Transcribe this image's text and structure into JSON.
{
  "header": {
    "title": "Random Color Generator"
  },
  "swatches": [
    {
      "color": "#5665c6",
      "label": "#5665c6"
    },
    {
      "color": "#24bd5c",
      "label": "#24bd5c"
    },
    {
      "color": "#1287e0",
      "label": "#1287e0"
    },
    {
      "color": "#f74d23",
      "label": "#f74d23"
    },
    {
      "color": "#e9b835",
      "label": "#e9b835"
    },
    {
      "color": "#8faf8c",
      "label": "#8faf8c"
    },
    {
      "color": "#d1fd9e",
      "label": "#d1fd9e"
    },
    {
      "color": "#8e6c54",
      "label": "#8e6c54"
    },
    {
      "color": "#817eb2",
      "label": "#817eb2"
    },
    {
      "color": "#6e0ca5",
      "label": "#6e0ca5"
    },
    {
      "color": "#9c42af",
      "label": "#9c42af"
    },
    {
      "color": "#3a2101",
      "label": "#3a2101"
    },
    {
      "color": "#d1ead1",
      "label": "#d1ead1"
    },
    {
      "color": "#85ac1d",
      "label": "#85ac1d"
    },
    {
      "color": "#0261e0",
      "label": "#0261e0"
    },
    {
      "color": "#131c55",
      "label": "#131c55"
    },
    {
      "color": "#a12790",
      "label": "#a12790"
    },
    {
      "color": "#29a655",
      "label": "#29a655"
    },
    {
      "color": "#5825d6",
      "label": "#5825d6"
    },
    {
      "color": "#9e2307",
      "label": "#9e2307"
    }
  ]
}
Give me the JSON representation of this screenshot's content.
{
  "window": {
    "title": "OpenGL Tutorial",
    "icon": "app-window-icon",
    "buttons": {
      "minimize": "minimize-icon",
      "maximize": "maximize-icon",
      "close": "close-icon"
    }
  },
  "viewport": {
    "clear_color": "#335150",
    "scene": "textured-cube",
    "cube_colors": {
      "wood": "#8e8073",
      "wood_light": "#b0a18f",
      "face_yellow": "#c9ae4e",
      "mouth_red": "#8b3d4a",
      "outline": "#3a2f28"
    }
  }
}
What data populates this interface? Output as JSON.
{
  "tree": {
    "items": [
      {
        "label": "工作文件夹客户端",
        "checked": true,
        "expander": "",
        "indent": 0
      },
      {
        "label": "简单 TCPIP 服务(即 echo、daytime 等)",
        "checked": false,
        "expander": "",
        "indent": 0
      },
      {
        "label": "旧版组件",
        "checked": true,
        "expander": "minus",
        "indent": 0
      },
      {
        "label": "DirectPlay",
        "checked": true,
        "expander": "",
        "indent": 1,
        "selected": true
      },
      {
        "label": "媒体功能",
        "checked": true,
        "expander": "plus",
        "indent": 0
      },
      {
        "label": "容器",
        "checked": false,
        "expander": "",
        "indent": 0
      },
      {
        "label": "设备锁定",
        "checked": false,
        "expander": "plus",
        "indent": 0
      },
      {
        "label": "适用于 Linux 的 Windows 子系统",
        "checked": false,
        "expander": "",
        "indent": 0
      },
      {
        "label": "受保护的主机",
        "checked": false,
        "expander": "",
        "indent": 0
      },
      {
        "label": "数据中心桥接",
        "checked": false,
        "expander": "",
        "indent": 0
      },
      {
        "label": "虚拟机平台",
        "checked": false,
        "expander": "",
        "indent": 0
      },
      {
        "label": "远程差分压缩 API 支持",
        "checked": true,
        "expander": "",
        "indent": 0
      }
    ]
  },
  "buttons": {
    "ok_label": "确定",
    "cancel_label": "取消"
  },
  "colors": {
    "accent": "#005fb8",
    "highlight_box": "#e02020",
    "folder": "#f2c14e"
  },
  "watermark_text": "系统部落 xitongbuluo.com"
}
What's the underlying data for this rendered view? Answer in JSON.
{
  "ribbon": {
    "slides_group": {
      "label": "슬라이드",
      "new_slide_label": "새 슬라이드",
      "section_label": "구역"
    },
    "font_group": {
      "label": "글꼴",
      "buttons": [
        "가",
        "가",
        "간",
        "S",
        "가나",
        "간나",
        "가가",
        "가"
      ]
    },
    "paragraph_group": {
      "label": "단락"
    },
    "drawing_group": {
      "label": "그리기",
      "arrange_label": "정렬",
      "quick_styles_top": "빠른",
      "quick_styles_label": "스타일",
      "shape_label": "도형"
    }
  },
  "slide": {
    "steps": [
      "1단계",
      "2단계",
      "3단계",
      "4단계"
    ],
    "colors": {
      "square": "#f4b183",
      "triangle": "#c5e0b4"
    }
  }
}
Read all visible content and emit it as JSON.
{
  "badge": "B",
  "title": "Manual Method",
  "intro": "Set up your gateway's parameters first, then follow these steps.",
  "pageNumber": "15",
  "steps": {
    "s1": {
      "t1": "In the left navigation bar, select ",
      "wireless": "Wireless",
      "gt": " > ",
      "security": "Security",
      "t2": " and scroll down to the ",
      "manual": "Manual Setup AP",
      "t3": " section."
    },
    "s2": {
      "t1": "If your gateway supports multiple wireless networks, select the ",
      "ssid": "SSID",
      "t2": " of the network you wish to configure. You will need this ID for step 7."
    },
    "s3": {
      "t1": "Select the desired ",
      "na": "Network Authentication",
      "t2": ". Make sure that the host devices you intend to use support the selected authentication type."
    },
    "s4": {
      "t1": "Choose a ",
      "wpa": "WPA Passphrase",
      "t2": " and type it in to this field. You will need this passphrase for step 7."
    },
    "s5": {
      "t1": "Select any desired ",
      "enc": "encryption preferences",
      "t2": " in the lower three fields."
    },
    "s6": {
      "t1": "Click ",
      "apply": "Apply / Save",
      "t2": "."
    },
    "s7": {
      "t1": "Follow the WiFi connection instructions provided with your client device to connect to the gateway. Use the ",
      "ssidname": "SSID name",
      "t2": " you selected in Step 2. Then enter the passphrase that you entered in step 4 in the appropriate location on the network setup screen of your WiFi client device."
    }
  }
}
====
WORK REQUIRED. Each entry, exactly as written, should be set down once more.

ANSWER TO THE PROBLEM.
Transcribe this image's text and structure into JSON.
{
  "header": {
    "title": "Random Color Generator"
  },
  "swatches": [
    {
      "color": "#5665c6",
      "label": "#5665c6"
    },
    {
      "color": "#24bd5c",
      "label": "#24bd5c"
    },
    {
      "color": "#1287e0",
      "label": "#1287e0"
    },
    {
      "color": "#f74d23",
      "label": "#f74d23"
    },
    {
      "color": "#e9b835",
      "label": "#e9b835"
    },
    {
      "color": "#8faf8c",
      "label": "#8faf8c"
    },
    {
      "color": "#d1fd9e",
      "label": "#d1fd9e"
    },
    {
      "color": "#8e6c54",
      "label": "#8e6c54"
    },
    {
      "color": "#817eb2",
      "label": "#817eb2"
    },
    {
      "color": "#6e0ca5",
      "label": "#6e0ca5"
    },
    {
      "color": "#9c42af",
      "label": "#9c42af"
    },
    {
      "color": "#3a2101",
      "label": "#3a2101"
    },
    {
      "color": "#d1ead1",
      "label": "#d1ead1"
    },
    {
      "color": "#85ac1d",
      "label": "#85ac1d"
    },
    {
      "color": "#0261e0",
      "label": "#0261e0"
    },
    {
      "color": "#131c55",
      "label": "#131c55"
    },
    {
      "color": "#a12790",
      "label": "#a12790"
    },
    {
      "color": "#29a655",
      "label": "#29a655"
    },
    {
      "color": "#5825d6",
      "label": "#5825d6"
    },
    {
      "color": "#9e2307",
      "label": "#9e2307"
    }
  ]
}
Give me the JSON representation of this screenshot's content.
{
  "window": {
    "title": "OpenGL Tutorial",
    "icon": "app-window-icon",
    "buttons": {
      "minimize": "minimize-icon",
      "maximize": "maximize-icon",
      "close": "close-icon"
    }
  },
  "viewport": {
    "clear_color": "#335150",
    "scene": "textured-cube",
    "cube_colors": {
      "wood": "#8e8073",
      "wood_light": "#b0a18f",
      "face_yellow": "#c9ae4e",
      "mouth_red": "#8b3d4a",
      "outline": "#3a2f28"
    }
  }
}
What data populates this interface? Output as JSON.
{
  "tree": {
    "items": [
      {
        "label": "工作文件夹客户端",
        "checked": true,
        "expander": "",
        "indent": 0
      },
      {
        "label": "简单 TCPIP 服务(即 echo、daytime 等)",
        "checked": false,
        "expander": "",
        "indent": 0
      },
      {
        "label": "旧版组件",
        "checked": true,
        "expander": "minus",
        "indent": 0
      },
      {
        "label": "DirectPlay",
        "checked": true,
        "expander": "",
        "indent": 1,
        "selected": true
      },
      {
        "label": "媒体功能",
        "checked": true,
        "expander": "plus",
        "indent": 0
      },
      {
        "label": "容器",
        "checked": false,
        "expander": "",
        "indent": 0
      },
      {
        "label": "设备锁定",
        "checked": false,
        "expander": "plus",
        "indent": 0
      },
      {
        "label": "适用于 Linux 的 Windows 子系统",
        "checked": false,
        "expander": "",
        "indent": 0
      },
      {
        "label": "受保护的主机",
        "checked": false,
        "expander": "",
        "indent": 0
      },
      {
        "label": "数据中心桥接",
        "checked": false,
        "expander": "",
        "indent": 0
      },
      {
        "label": "虚拟机平台",
        "checked": false,
        "expander": "",
        "indent": 0
      },
      {
        "label": "远程差分压缩 API 支持",
        "checked": true,
        "expander": "",
        "indent": 0
      }
    ]
  },
  "buttons": {
    "ok_label": "确定",
    "cancel_label": "取消"
  },
  "colors": {
    "accent": "#005fb8",
    "highlight_box": "#e02020",
    "folder": "#f2c14e"
  },
  "watermark_text": "系统部落 xitongbuluo.com"
}
What's the underlying data for this rendered view? Answer in JSON.
{
  "ribbon": {
    "slides_group": {
      "label": "슬라이드",
      "new_slide_label": "새 슬라이드",
      "section_label": "구역"
    },
    "font_group": {
      "label": "글꼴",
      "buttons": [
        "가",
        "가",
        "간",
        "S",
        "가나",
        "간나",
        "가가",
        "가"
      ]
    },
    "paragraph_group": {
      "label": "단락"
    },
    "drawing_group": {
      "label": "그리기",
      "arrange_label": "정렬",
      "quick_styles_top": "빠른",
      "quick_styles_label": "스타일",
      "shape_label": "도형"
    }
  },
  "slide": {
    "steps": [
      "1단계",
      "2단계",
      "3단계",
      "4단계"
    ],
    "colors": {
      "square": "#f4b183",
      "triangle": "#c5e0b4"
    }
  }
}
Read all visible content and emit it as JSON.
{
  "badge": "B",
  "title": "Manual Method",
  "intro": "Set up your gateway's parameters first, then follow these steps.",
  "pageNumber": "15",
  "steps": {
    "s1": {
      "t1": "In the left navigation bar, select ",
      "wireless": "Wireless",
      "gt": " > ",
      "security": "Security",
      "t2": " and scroll down to the ",
      "manual": "Manual Setup AP",
      "t3": " section."
    },
    "s2": {
      "t1": "If your gateway supports multiple wireless networks, select the ",
      "ssid": "SSID",
      "t2": " of the network you wish to configure. You will need this ID for step 7."
    },
    "s3": {
      "t1": "Select the desired ",
      "na": "Network Authentication",
      "t2": ". Make sure that the host devices you intend to use support the selected authentication type."
    },
    "s4": {
      "t1": "Choose a ",
      "wpa": "WPA Passphrase",
      "t2": " and type it in to this field. You will need this passphrase for step 7."
    },
    "s5": {
      "t1": "Select any desired ",
      "enc": "encryption preferences",
      "t2": " in the lower three fields."
    },
    "s6": {
      "t1": "Click ",
      "apply": "Apply / Save",
      "t2": "."
    },
    "s7": {
      "t1": "Follow the WiFi connection instructions provided with your client device to connect to the gateway. Use the ",
      "ssidname": "SSID name",
      "t2": " you selected in Step 2. Then enter the passphrase that you entered in step 4 in the appropriate location on the network setup screen of your WiFi client device."
    }
  }
}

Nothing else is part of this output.